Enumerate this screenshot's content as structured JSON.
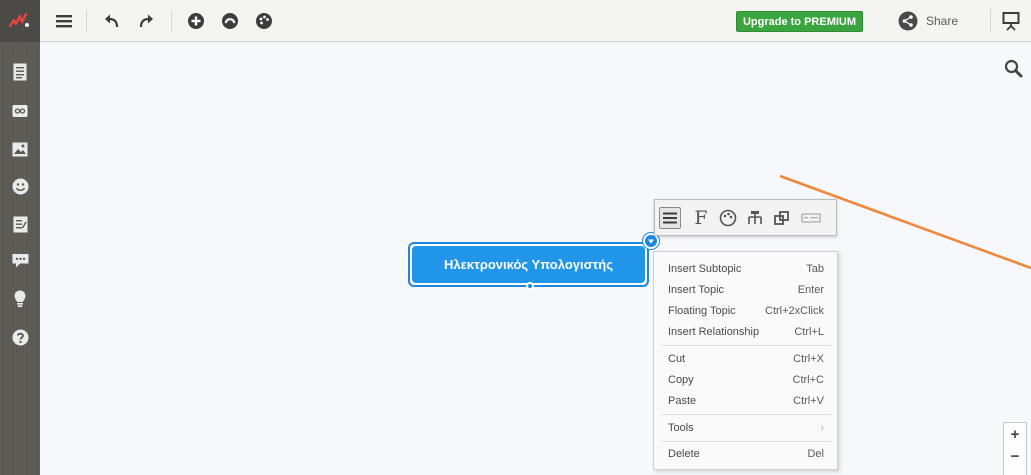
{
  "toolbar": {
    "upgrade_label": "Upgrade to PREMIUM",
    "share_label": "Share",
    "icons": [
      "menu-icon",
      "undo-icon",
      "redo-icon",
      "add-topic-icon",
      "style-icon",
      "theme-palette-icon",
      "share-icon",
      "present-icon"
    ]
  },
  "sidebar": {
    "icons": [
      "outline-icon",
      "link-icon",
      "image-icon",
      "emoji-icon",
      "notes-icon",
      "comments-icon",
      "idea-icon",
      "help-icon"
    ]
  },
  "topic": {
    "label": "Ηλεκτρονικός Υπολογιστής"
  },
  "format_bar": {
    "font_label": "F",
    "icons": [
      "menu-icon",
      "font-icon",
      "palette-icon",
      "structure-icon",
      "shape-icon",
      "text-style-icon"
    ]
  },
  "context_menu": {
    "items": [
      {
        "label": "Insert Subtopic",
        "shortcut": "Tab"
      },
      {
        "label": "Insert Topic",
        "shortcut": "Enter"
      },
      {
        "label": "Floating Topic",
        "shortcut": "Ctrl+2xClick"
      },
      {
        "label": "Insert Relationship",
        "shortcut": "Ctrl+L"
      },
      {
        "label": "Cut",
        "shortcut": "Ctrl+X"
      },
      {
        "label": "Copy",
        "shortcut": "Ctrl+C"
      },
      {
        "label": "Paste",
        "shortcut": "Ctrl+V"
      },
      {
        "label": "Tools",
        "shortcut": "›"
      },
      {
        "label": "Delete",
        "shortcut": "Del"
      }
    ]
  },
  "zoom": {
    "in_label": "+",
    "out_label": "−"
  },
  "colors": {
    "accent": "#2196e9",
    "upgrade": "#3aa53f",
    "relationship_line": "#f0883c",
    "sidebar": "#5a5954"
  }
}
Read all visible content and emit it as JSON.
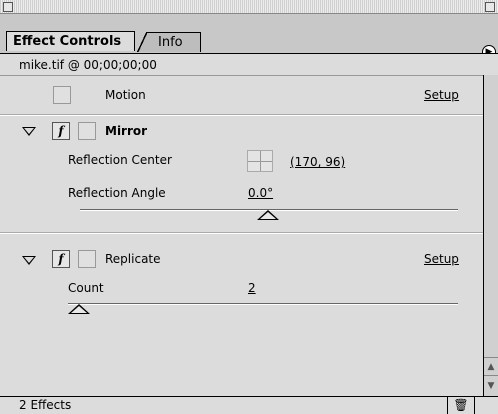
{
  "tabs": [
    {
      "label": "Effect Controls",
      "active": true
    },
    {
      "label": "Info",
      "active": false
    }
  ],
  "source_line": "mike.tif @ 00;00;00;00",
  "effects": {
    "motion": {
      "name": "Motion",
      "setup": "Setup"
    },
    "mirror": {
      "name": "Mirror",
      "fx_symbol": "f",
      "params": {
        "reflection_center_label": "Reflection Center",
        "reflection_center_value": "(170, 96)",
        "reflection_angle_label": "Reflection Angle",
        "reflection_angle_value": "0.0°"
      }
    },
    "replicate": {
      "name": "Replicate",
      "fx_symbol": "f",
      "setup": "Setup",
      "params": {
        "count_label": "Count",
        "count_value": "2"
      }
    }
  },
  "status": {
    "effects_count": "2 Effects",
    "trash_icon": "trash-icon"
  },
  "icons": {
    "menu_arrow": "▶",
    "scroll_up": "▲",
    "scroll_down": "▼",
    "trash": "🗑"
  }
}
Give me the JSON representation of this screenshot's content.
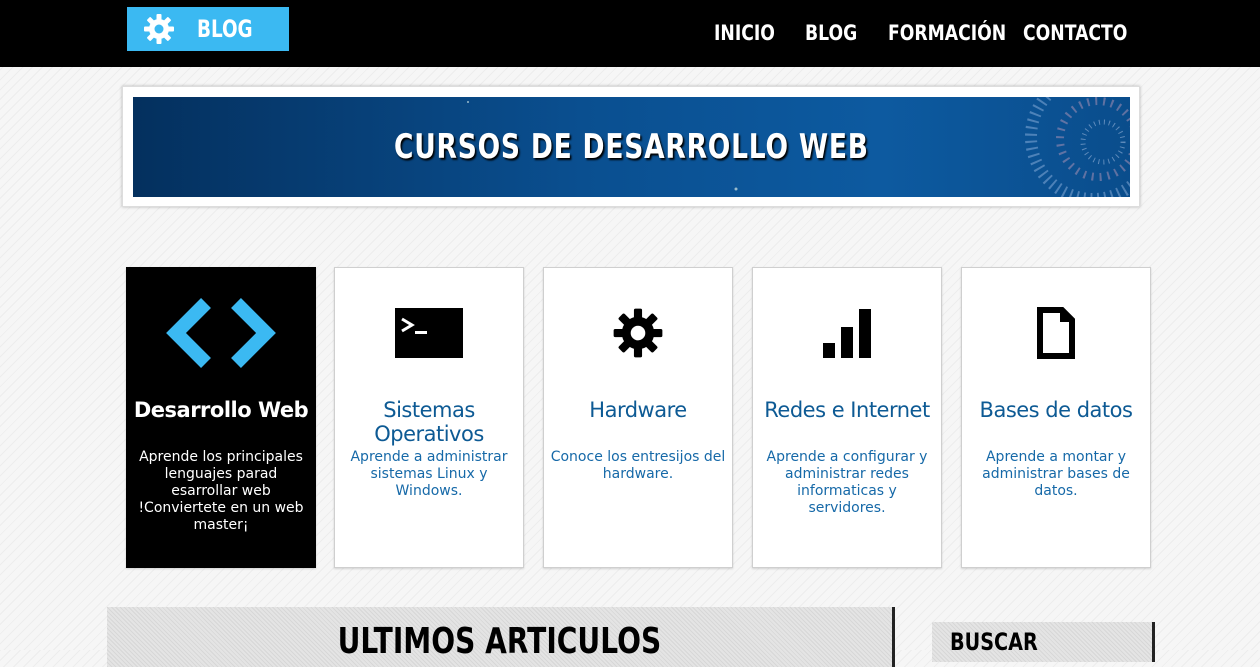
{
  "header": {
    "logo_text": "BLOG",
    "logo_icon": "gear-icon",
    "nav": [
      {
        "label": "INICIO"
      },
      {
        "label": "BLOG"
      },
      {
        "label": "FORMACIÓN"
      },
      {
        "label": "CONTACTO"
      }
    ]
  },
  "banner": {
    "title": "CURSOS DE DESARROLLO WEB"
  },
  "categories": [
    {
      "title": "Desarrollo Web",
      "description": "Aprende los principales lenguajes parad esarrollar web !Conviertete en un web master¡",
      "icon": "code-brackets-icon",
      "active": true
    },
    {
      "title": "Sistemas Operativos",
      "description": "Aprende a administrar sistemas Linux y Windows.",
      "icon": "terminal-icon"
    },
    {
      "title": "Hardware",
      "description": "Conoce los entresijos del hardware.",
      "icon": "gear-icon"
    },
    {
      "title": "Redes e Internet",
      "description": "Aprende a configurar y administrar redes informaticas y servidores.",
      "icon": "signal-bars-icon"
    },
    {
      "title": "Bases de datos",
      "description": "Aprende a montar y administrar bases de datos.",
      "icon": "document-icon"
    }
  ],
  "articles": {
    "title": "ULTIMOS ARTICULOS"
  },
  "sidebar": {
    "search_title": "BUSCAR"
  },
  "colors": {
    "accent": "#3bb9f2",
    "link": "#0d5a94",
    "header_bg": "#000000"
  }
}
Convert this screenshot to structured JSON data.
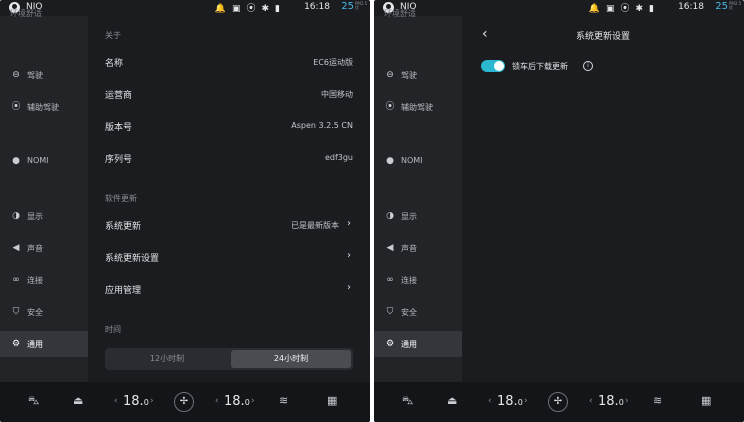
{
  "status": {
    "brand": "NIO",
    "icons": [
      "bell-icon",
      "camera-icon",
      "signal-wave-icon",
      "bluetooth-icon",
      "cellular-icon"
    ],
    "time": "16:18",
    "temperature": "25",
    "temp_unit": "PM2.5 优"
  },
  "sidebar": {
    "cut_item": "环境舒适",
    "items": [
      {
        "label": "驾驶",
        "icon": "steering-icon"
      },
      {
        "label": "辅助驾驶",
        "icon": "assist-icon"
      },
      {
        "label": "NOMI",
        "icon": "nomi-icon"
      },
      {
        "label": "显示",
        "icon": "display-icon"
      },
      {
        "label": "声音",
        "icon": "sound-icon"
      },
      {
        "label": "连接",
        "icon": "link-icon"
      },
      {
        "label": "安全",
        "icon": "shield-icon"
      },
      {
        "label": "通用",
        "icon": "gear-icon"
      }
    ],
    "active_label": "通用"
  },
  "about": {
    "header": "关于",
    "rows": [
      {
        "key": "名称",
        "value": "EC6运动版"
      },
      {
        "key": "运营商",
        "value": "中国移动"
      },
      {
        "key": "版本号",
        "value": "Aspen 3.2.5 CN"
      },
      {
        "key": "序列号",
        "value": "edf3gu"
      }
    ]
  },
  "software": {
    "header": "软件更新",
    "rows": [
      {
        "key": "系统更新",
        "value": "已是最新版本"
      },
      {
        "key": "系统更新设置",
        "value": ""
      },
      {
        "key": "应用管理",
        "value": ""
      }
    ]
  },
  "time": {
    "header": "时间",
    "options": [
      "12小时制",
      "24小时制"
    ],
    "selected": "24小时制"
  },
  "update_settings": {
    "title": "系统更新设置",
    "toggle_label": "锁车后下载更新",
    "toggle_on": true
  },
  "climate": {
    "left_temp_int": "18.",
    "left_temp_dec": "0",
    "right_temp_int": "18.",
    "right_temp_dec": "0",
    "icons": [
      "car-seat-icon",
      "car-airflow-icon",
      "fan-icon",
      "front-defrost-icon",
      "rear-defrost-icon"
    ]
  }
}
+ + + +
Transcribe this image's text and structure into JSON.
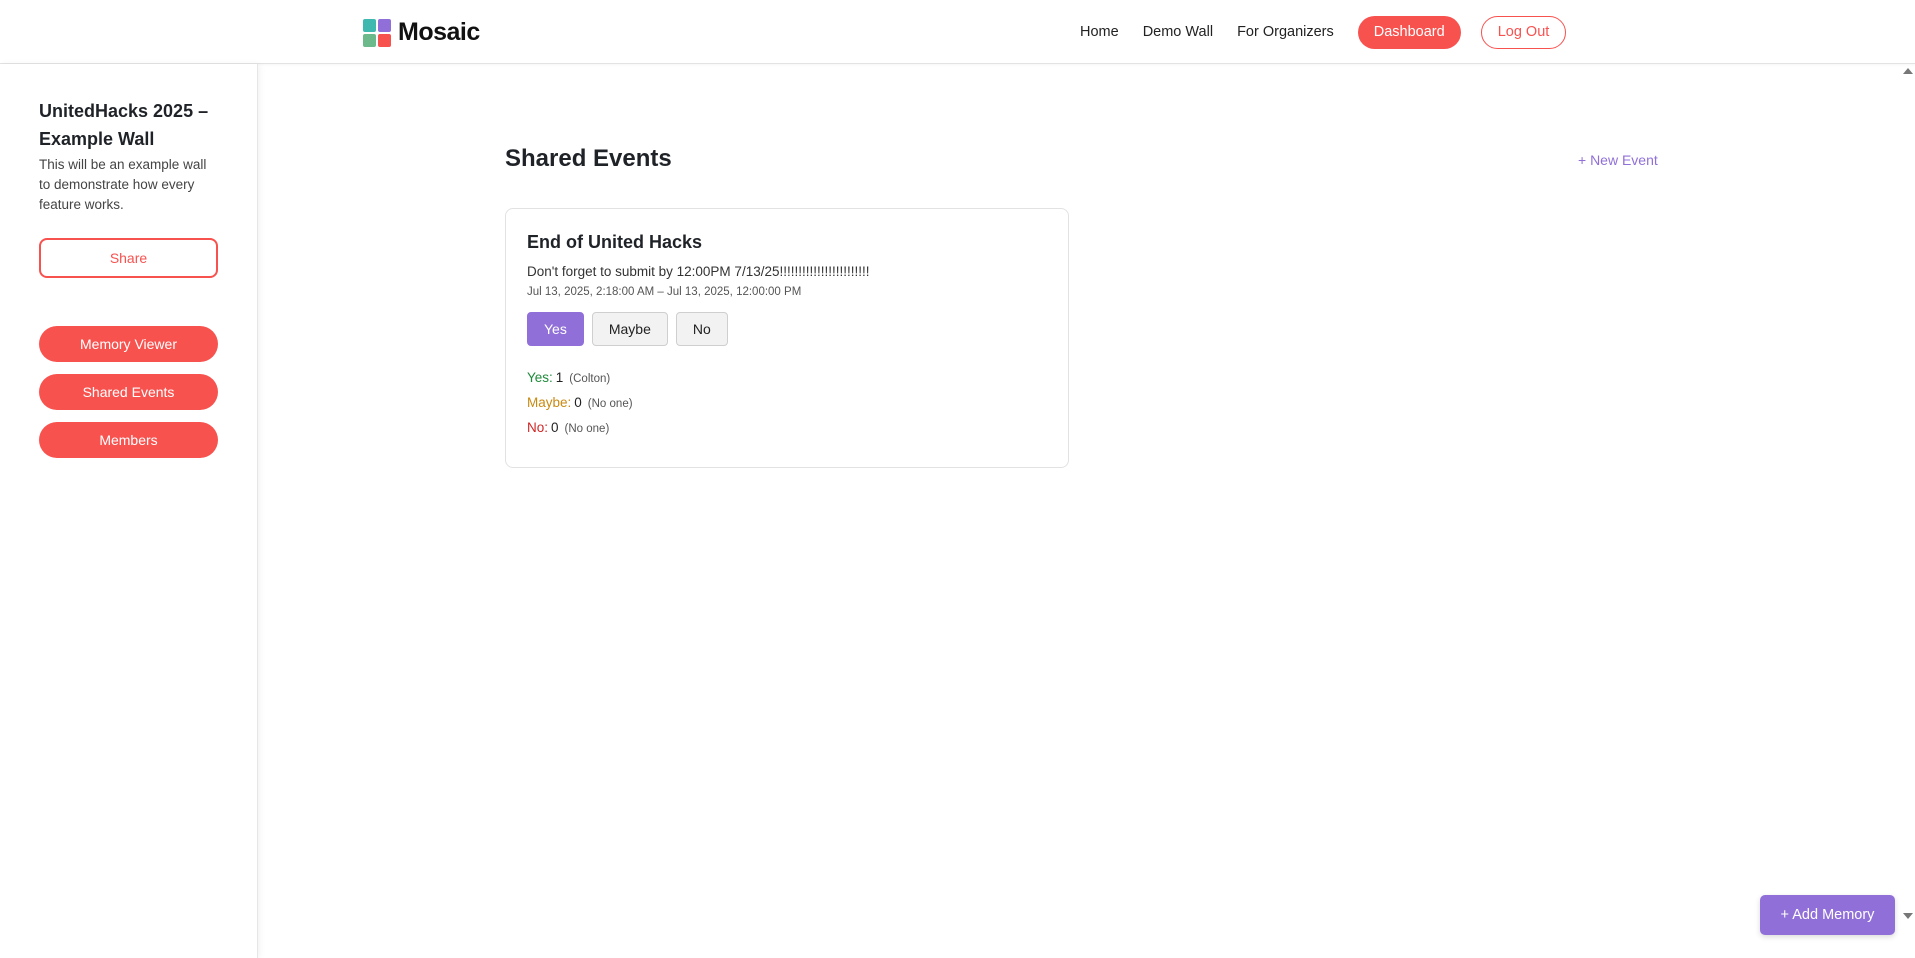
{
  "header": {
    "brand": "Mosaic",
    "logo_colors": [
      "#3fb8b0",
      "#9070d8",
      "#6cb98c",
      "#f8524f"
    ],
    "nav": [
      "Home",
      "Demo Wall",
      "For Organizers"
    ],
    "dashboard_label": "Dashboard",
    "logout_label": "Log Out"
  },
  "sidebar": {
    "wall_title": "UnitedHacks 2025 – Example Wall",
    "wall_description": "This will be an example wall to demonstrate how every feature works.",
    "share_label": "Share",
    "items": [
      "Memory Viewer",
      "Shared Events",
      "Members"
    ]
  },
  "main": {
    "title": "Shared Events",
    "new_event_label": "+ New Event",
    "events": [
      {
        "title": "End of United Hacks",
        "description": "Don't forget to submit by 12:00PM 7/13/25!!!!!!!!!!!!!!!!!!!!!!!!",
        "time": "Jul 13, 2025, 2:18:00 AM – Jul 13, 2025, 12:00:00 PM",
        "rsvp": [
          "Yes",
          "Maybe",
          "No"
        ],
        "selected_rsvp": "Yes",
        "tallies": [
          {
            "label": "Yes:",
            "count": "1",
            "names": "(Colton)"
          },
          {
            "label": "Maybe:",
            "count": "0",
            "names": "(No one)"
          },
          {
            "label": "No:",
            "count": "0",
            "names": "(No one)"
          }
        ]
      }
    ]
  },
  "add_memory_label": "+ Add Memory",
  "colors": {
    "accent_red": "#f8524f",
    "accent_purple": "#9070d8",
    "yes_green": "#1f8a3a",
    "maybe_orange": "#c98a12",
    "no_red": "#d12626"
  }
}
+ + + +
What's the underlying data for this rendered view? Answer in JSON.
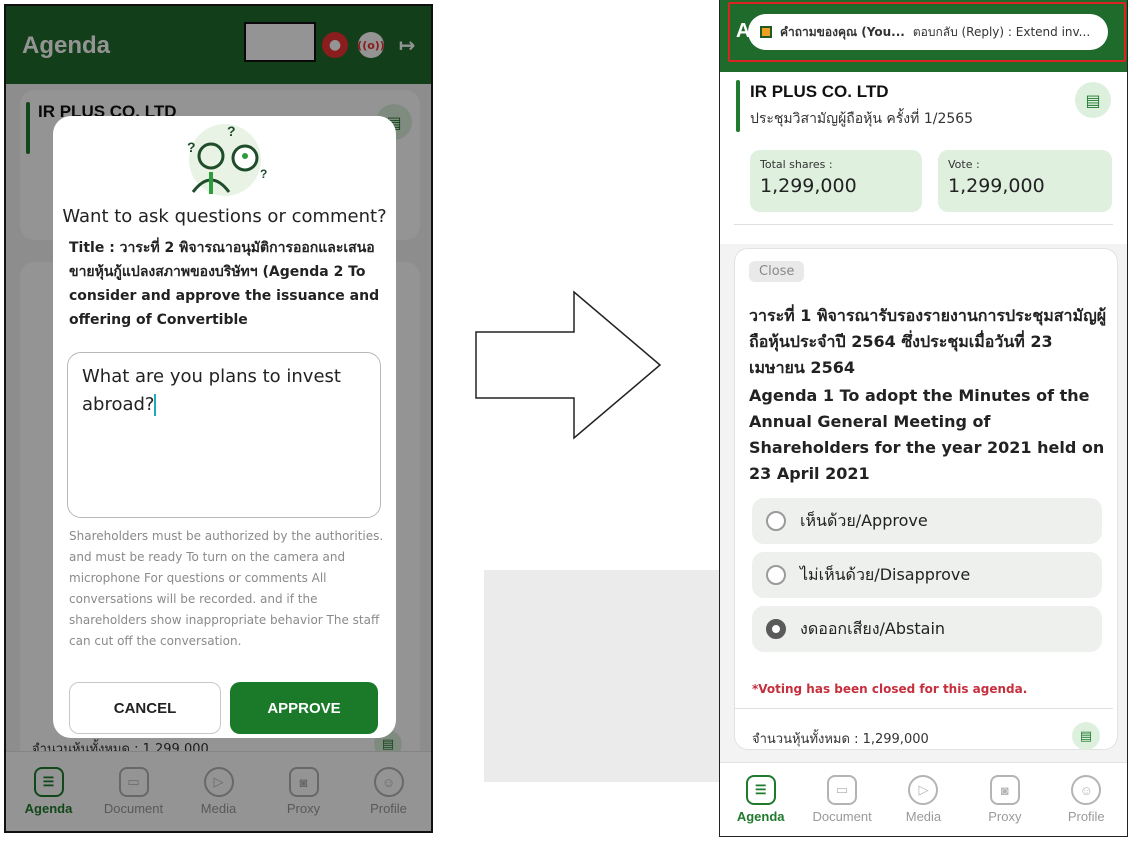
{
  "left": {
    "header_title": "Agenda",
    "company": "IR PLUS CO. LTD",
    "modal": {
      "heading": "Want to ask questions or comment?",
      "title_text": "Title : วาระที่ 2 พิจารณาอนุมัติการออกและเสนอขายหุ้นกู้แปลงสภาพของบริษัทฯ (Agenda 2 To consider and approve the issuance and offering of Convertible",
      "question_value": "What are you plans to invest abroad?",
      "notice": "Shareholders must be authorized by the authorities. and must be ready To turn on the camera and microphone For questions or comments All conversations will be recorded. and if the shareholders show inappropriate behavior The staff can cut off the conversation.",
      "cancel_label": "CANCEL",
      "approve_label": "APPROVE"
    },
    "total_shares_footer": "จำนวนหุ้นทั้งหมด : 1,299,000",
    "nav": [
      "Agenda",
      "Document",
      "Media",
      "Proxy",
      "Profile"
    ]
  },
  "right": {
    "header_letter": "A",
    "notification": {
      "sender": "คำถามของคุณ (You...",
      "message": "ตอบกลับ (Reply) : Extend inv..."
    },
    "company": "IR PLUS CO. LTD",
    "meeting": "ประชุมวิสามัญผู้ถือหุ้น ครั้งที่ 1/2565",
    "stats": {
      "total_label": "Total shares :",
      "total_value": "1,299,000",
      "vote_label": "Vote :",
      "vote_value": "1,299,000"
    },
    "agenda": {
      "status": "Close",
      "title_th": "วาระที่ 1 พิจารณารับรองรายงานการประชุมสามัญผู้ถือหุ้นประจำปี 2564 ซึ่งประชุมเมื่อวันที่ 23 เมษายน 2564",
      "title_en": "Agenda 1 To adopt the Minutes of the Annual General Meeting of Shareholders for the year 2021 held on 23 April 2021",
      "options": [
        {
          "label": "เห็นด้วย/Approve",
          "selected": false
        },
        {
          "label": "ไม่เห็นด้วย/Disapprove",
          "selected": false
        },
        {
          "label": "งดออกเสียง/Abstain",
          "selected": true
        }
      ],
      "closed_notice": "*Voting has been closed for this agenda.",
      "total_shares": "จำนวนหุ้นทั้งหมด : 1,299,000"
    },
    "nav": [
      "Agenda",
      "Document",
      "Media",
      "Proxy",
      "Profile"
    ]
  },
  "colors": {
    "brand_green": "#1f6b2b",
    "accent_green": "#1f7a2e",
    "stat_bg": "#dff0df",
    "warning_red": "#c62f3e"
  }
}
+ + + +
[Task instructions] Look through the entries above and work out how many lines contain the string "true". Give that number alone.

[Output for this task] 4